## WHAT TO PRODUCE
Among the entries below, copy every line that carries the word "station".

▬▬▬

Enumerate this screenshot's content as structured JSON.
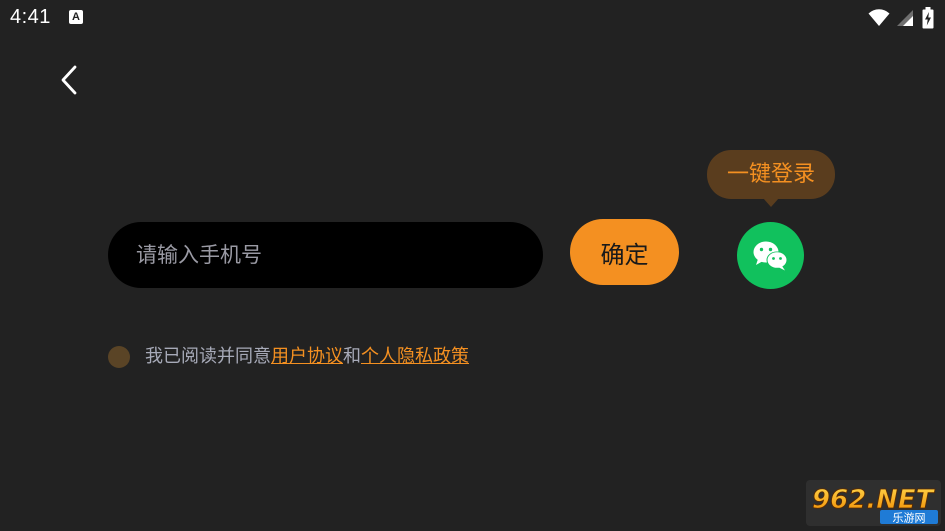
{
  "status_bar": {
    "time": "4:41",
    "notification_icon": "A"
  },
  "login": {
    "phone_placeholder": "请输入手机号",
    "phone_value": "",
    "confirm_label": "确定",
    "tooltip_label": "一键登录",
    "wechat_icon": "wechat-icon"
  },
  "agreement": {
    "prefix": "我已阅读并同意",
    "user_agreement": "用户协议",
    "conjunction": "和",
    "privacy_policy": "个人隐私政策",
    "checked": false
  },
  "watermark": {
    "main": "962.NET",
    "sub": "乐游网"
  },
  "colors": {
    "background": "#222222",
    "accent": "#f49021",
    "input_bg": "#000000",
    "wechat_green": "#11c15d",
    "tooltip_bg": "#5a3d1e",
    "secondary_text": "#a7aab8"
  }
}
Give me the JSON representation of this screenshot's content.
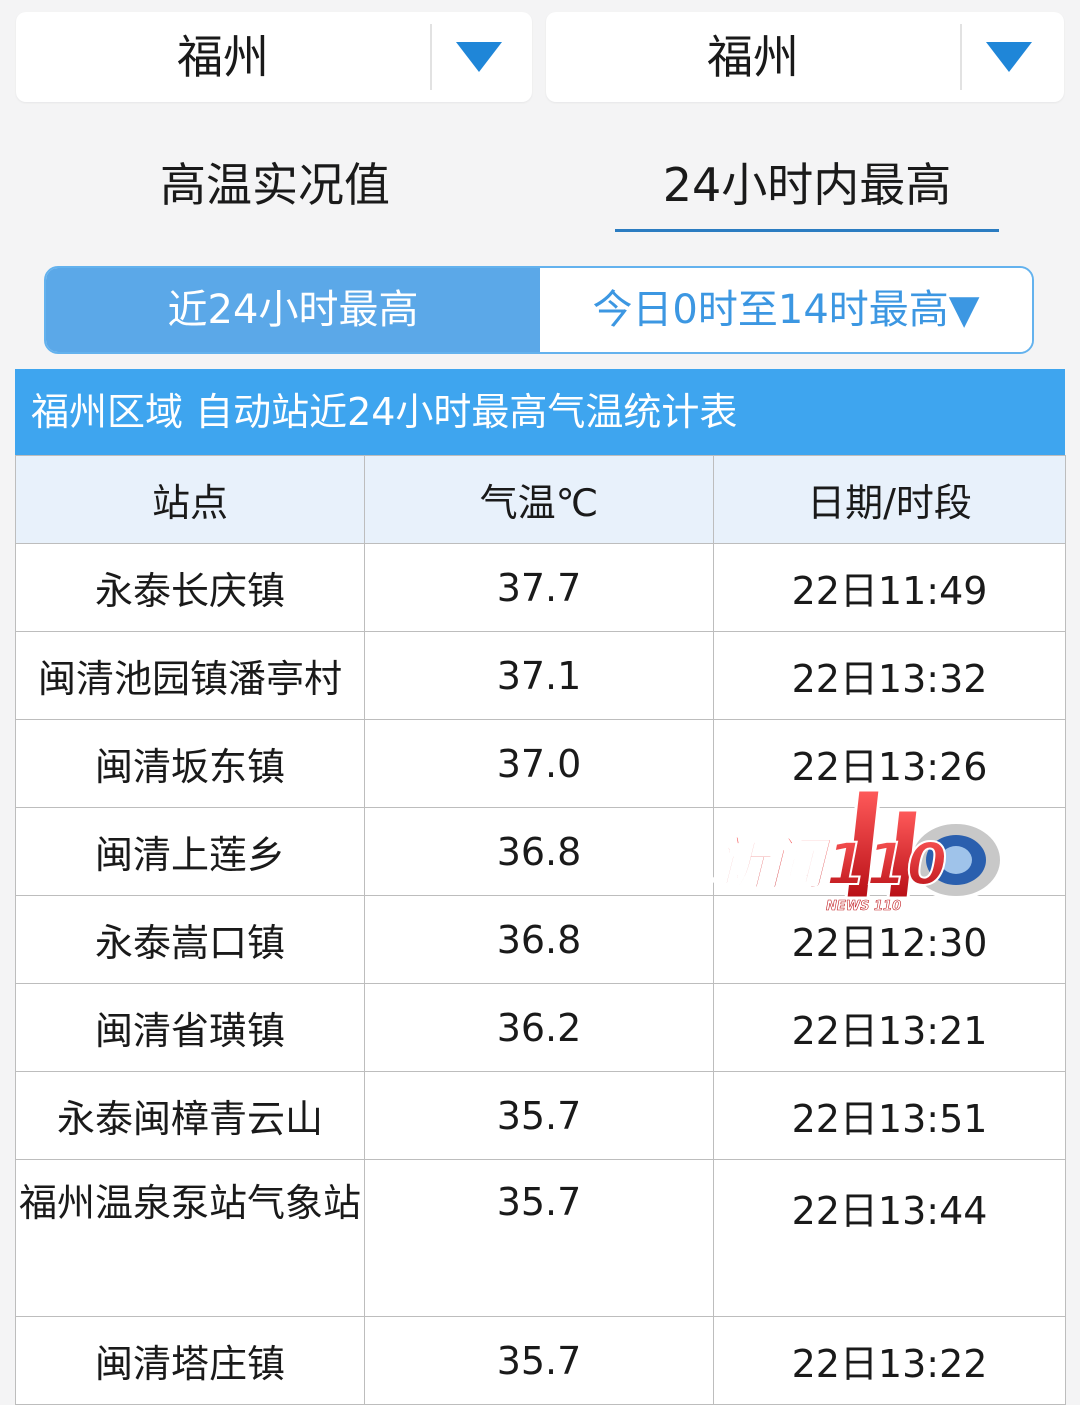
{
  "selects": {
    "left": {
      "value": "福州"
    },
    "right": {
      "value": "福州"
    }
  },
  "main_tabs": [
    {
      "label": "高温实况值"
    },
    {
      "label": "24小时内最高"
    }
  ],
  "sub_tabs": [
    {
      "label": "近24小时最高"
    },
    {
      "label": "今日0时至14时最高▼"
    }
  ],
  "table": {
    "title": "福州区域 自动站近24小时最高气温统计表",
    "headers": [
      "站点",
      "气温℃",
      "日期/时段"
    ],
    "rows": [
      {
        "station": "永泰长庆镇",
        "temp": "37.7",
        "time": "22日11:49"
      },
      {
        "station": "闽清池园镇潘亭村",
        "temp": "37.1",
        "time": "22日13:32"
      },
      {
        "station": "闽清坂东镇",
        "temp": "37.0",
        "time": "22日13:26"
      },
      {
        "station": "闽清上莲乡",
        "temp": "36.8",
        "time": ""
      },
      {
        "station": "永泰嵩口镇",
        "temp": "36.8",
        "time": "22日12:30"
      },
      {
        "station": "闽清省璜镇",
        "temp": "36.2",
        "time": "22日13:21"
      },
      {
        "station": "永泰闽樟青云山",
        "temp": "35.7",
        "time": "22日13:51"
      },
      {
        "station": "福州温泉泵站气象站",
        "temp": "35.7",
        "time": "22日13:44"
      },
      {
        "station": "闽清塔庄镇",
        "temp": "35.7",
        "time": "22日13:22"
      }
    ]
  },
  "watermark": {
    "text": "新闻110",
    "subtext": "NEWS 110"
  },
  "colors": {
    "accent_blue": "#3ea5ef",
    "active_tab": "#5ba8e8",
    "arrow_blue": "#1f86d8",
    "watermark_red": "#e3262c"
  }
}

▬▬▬

## OUTPUT FOR THIS EXERCISE
        "station": "永泰长庆镇",
        "station": "闽清池园镇潘亭村",
        "station": "闽清坂东镇",
        "station": "闽清上莲乡",
        "station": "永泰嵩口镇",
        "station": "闽清省璜镇",
        "station": "永泰闽樟青云山",
        "station": "福州温泉泵站气象站",
        "station": "闽清塔庄镇",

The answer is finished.